:: INPUT FOR THIS TASK ::

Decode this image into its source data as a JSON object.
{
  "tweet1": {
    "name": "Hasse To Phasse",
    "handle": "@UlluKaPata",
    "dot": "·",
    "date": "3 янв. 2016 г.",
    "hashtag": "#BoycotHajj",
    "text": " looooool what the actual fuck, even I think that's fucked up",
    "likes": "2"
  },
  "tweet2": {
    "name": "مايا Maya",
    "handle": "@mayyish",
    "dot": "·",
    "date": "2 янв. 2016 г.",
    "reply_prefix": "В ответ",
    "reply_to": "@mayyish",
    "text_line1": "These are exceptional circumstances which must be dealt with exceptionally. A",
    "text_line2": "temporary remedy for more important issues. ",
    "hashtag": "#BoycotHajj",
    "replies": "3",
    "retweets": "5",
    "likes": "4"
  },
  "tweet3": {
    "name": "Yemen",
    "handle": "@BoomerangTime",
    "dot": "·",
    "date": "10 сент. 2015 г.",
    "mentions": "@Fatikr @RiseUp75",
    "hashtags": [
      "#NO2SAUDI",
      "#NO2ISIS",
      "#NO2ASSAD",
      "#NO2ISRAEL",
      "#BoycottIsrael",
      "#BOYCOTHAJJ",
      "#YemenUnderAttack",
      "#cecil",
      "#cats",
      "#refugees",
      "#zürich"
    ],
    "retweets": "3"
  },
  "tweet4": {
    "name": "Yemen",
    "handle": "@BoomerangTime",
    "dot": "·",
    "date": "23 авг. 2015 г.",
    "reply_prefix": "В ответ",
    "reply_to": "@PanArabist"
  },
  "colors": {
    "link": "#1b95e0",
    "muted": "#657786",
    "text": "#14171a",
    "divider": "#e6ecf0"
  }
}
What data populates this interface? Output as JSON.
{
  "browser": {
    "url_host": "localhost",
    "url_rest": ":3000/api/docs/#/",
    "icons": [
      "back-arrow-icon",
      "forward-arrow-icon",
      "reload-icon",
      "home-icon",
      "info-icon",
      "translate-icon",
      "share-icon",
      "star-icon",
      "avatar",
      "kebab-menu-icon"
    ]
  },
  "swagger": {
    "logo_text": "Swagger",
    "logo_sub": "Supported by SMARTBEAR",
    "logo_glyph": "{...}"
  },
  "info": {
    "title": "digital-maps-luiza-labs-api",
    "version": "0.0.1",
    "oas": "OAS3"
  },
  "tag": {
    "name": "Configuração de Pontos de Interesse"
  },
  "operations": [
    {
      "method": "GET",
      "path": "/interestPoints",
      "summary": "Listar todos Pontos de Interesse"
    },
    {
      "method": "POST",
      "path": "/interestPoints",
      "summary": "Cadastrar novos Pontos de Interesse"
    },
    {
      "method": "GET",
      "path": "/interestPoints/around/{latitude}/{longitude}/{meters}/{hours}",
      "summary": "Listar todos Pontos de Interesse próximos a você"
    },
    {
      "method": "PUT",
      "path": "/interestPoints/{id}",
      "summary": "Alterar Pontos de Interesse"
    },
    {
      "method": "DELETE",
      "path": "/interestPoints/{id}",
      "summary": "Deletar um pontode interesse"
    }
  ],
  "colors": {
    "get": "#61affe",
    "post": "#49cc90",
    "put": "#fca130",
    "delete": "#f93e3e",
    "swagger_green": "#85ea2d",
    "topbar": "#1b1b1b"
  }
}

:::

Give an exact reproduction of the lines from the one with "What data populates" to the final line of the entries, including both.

◆ **SOLUTION TO THIS EXERCISE**
What data populates this interface? Output as JSON.
{
  "browser": {
    "url_host": "localhost",
    "url_rest": ":3000/api/docs/#/",
    "icons": [
      "back-arrow-icon",
      "forward-arrow-icon",
      "reload-icon",
      "home-icon",
      "info-icon",
      "translate-icon",
      "share-icon",
      "star-icon",
      "avatar",
      "kebab-menu-icon"
    ]
  },
  "swagger": {
    "logo_text": "Swagger",
    "logo_sub": "Supported by SMARTBEAR",
    "logo_glyph": "{...}"
  },
  "info": {
    "title": "digital-maps-luiza-labs-api",
    "version": "0.0.1",
    "oas": "OAS3"
  },
  "tag": {
    "name": "Configuração de Pontos de Interesse"
  },
  "operations": [
    {
      "method": "GET",
      "path": "/interestPoints",
      "summary": "Listar todos Pontos de Interesse"
    },
    {
      "method": "POST",
      "path": "/interestPoints",
      "summary": "Cadastrar novos Pontos de Interesse"
    },
    {
      "method": "GET",
      "path": "/interestPoints/around/{latitude}/{longitude}/{meters}/{hours}",
      "summary": "Listar todos Pontos de Interesse próximos a você"
    },
    {
      "method": "PUT",
      "path": "/interestPoints/{id}",
      "summary": "Alterar Pontos de Interesse"
    },
    {
      "method": "DELETE",
      "path": "/interestPoints/{id}",
      "summary": "Deletar um pontode interesse"
    }
  ],
  "colors": {
    "get": "#61affe",
    "post": "#49cc90",
    "put": "#fca130",
    "delete": "#f93e3e",
    "swagger_green": "#85ea2d",
    "topbar": "#1b1b1b"
  }
}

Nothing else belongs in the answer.